### Your task
Output the entries in full and verbatim, pictures omitted.

### Data about app and page elements
┄┄┄┄┄┄

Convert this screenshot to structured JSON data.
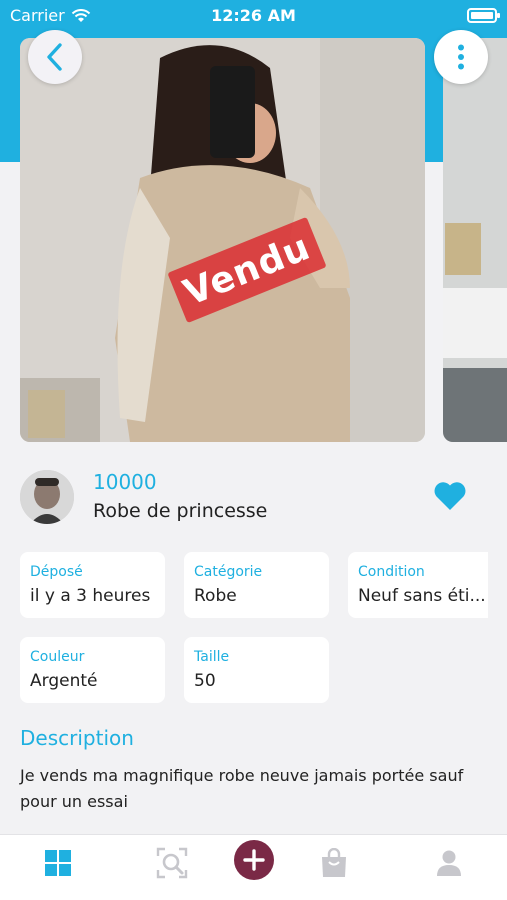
{
  "status_bar": {
    "carrier": "Carrier",
    "time": "12:26 AM"
  },
  "icons": {
    "back": "chevron-left-icon",
    "more": "more-vertical-icon",
    "favorite": "heart-icon",
    "tabs": [
      "grid-icon",
      "search-icon",
      "plus-icon",
      "shopping-bag-icon",
      "person-icon"
    ]
  },
  "product": {
    "sold_label": "Vendu",
    "price": "10000",
    "title": "Robe de princesse"
  },
  "details": [
    {
      "label": "Déposé",
      "value": "il y a 3 heures"
    },
    {
      "label": "Catégorie",
      "value": "Robe"
    },
    {
      "label": "Condition",
      "value": "Neuf sans éti..."
    },
    {
      "label": "Couleur",
      "value": "Argenté"
    },
    {
      "label": "Taille",
      "value": "50"
    }
  ],
  "description": {
    "heading": "Description",
    "text": "Je vends ma magnifique robe neuve jamais portée sauf pour un essai"
  },
  "colors": {
    "accent": "#1fb0e0",
    "add_button": "#7a2946",
    "sold_stamp": "#dc282d",
    "tab_inactive": "#c7c7cc"
  }
}
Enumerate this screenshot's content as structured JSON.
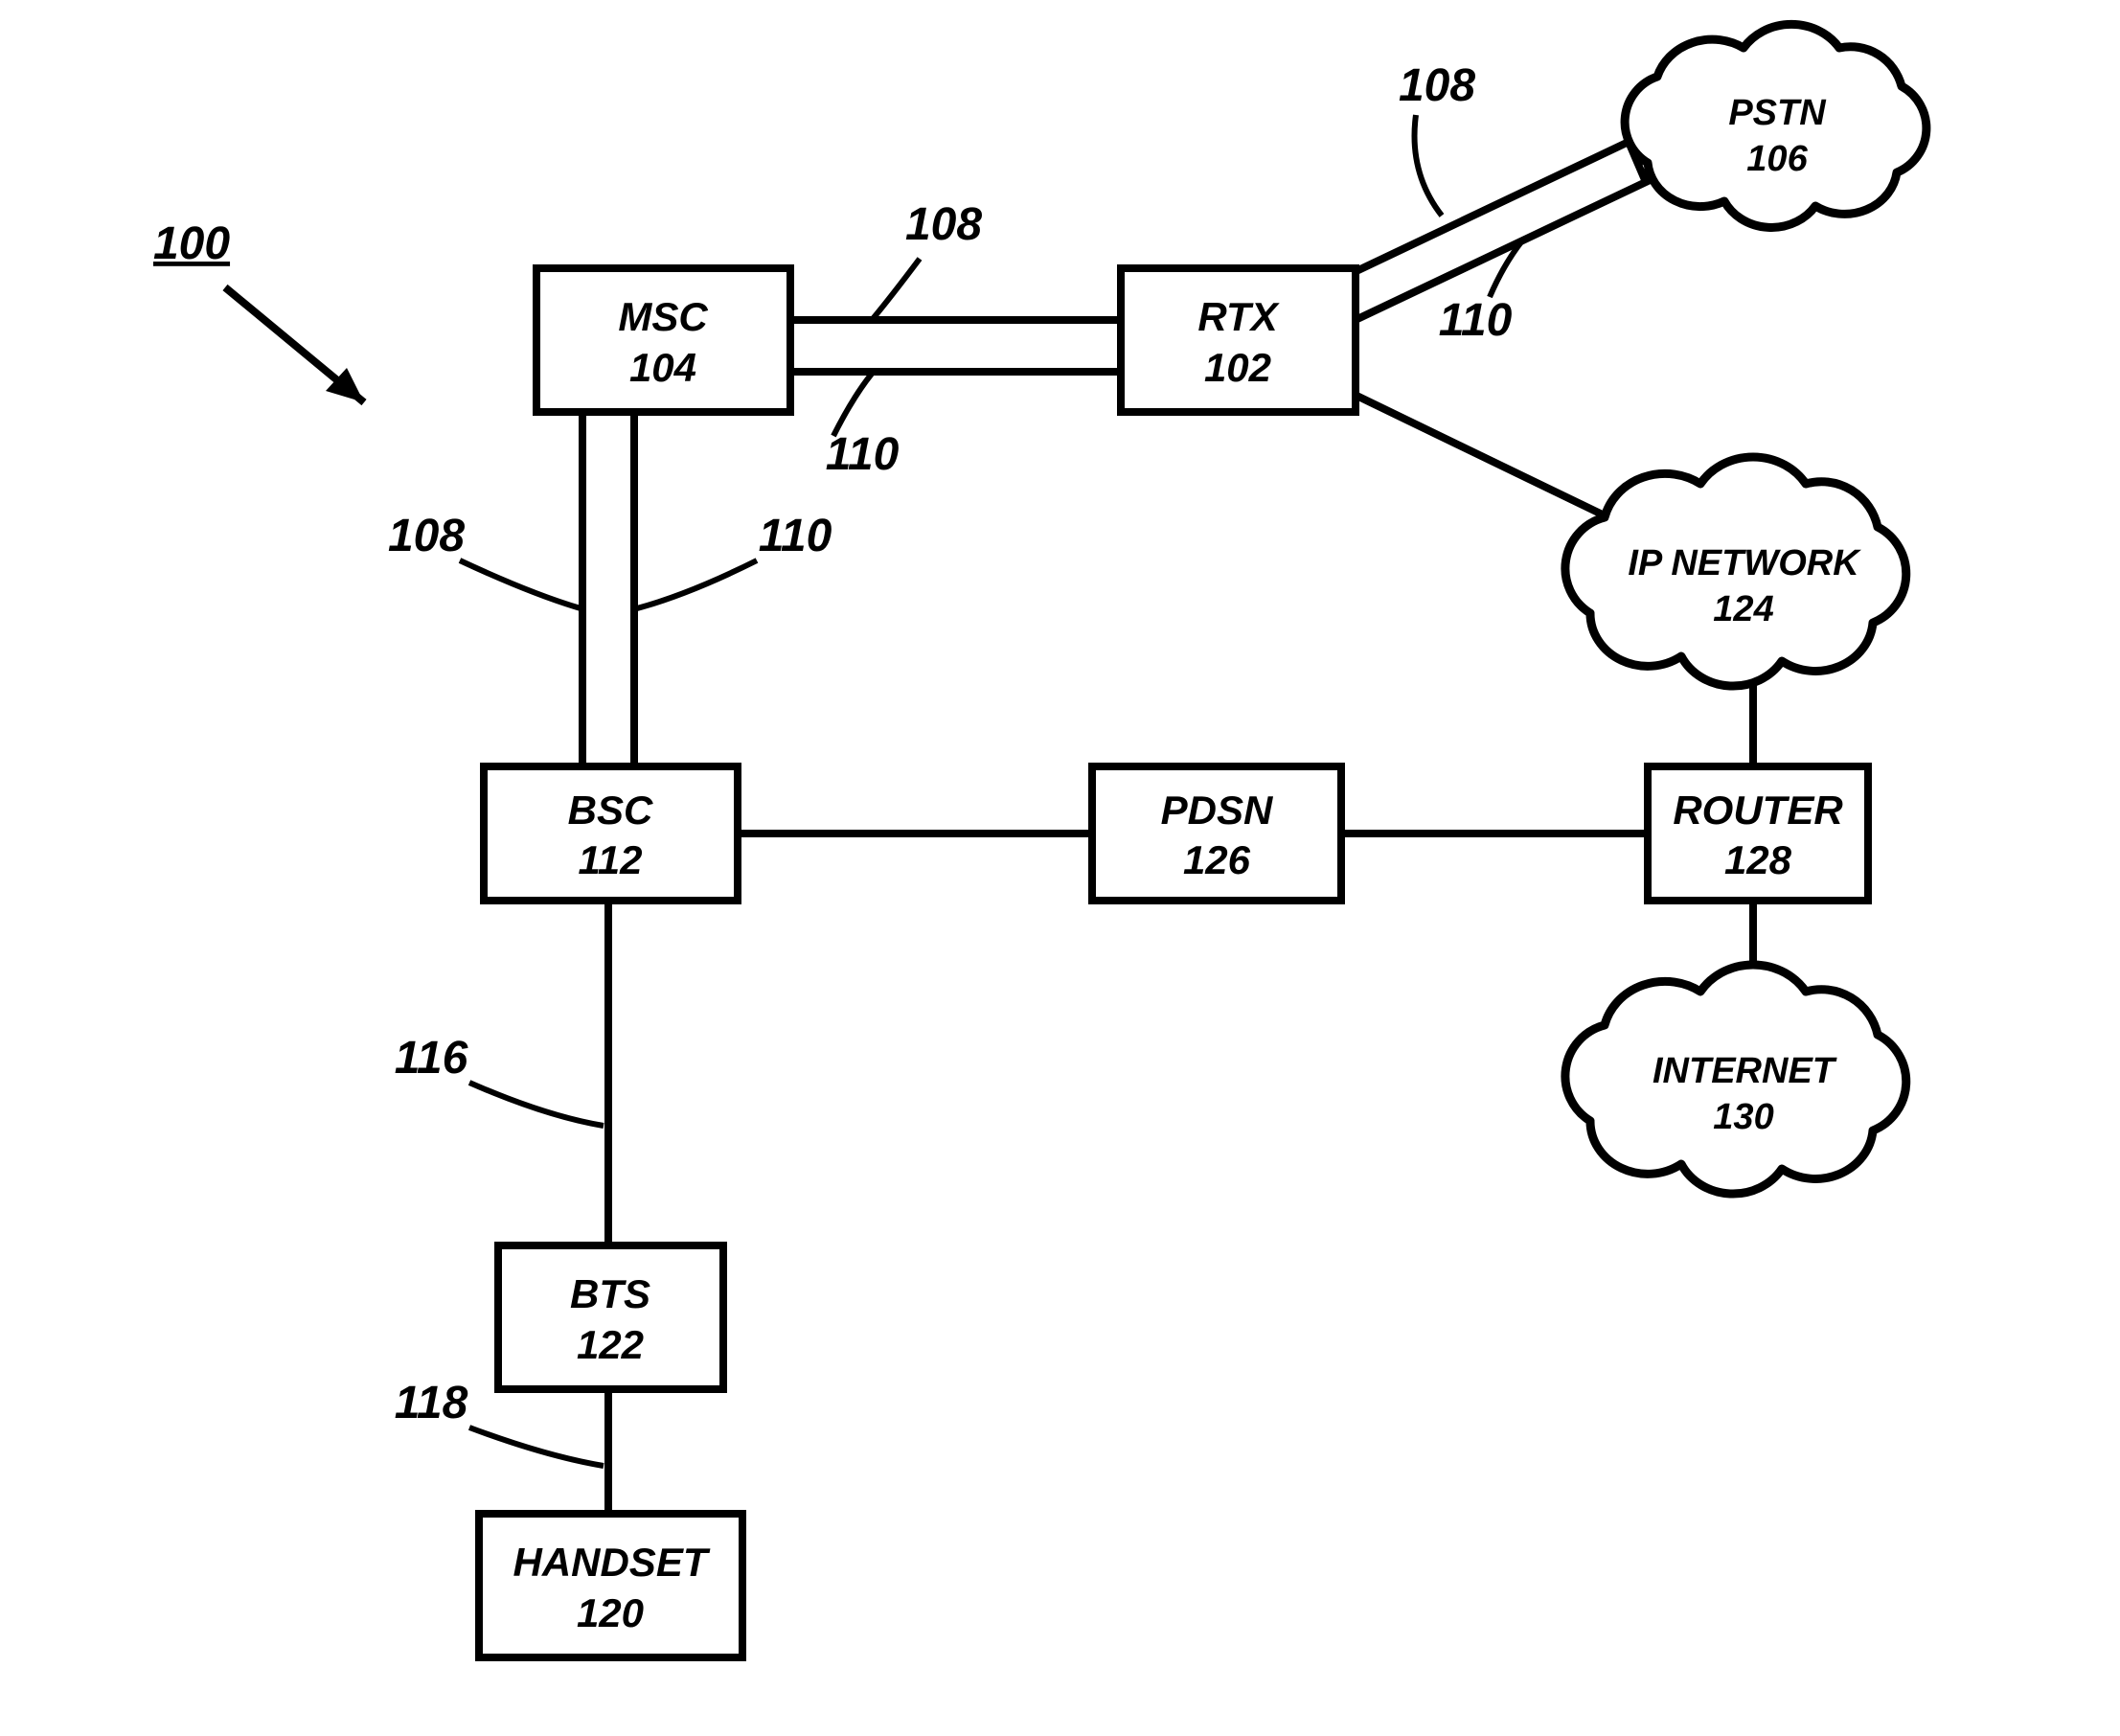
{
  "diagram": {
    "figure_ref": "100",
    "nodes": {
      "msc": {
        "name": "MSC",
        "num": "104"
      },
      "rtx": {
        "name": "RTX",
        "num": "102"
      },
      "pstn": {
        "name": "PSTN",
        "num": "106"
      },
      "ipnet": {
        "name": "IP NETWORK",
        "num": "124"
      },
      "bsc": {
        "name": "BSC",
        "num": "112"
      },
      "pdsn": {
        "name": "PDSN",
        "num": "126"
      },
      "router": {
        "name": "ROUTER",
        "num": "128"
      },
      "internet": {
        "name": "INTERNET",
        "num": "130"
      },
      "bts": {
        "name": "BTS",
        "num": "122"
      },
      "handset": {
        "name": "HANDSET",
        "num": "120"
      }
    },
    "link_refs": {
      "l108a": "108",
      "l110a": "110",
      "l108b": "108",
      "l110b": "110",
      "l108c": "108",
      "l110c": "110",
      "l116": "116",
      "l118": "118"
    }
  }
}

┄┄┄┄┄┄

### Answer to the problem
Convert this screenshot to structured JSON data.
{
  "status_bar": {
    "carrier": "Carrier",
    "time": "12:26 AM"
  },
  "icons": {
    "back": "chevron-left-icon",
    "more": "more-vertical-icon",
    "favorite": "heart-icon",
    "tabs": [
      "grid-icon",
      "search-icon",
      "plus-icon",
      "shopping-bag-icon",
      "person-icon"
    ]
  },
  "product": {
    "sold_label": "Vendu",
    "price": "10000",
    "title": "Robe de princesse"
  },
  "details": [
    {
      "label": "Déposé",
      "value": "il y a 3 heures"
    },
    {
      "label": "Catégorie",
      "value": "Robe"
    },
    {
      "label": "Condition",
      "value": "Neuf sans éti..."
    },
    {
      "label": "Couleur",
      "value": "Argenté"
    },
    {
      "label": "Taille",
      "value": "50"
    }
  ],
  "description": {
    "heading": "Description",
    "text": "Je vends ma magnifique robe neuve jamais portée sauf pour un essai"
  },
  "colors": {
    "accent": "#1fb0e0",
    "add_button": "#7a2946",
    "sold_stamp": "#dc282d",
    "tab_inactive": "#c7c7cc"
  }
}
Enumerate this screenshot's content as structured JSON.
{
  "diagram": {
    "figure_ref": "100",
    "nodes": {
      "msc": {
        "name": "MSC",
        "num": "104"
      },
      "rtx": {
        "name": "RTX",
        "num": "102"
      },
      "pstn": {
        "name": "PSTN",
        "num": "106"
      },
      "ipnet": {
        "name": "IP NETWORK",
        "num": "124"
      },
      "bsc": {
        "name": "BSC",
        "num": "112"
      },
      "pdsn": {
        "name": "PDSN",
        "num": "126"
      },
      "router": {
        "name": "ROUTER",
        "num": "128"
      },
      "internet": {
        "name": "INTERNET",
        "num": "130"
      },
      "bts": {
        "name": "BTS",
        "num": "122"
      },
      "handset": {
        "name": "HANDSET",
        "num": "120"
      }
    },
    "link_refs": {
      "l108a": "108",
      "l110a": "110",
      "l108b": "108",
      "l110b": "110",
      "l108c": "108",
      "l110c": "110",
      "l116": "116",
      "l118": "118"
    }
  }
}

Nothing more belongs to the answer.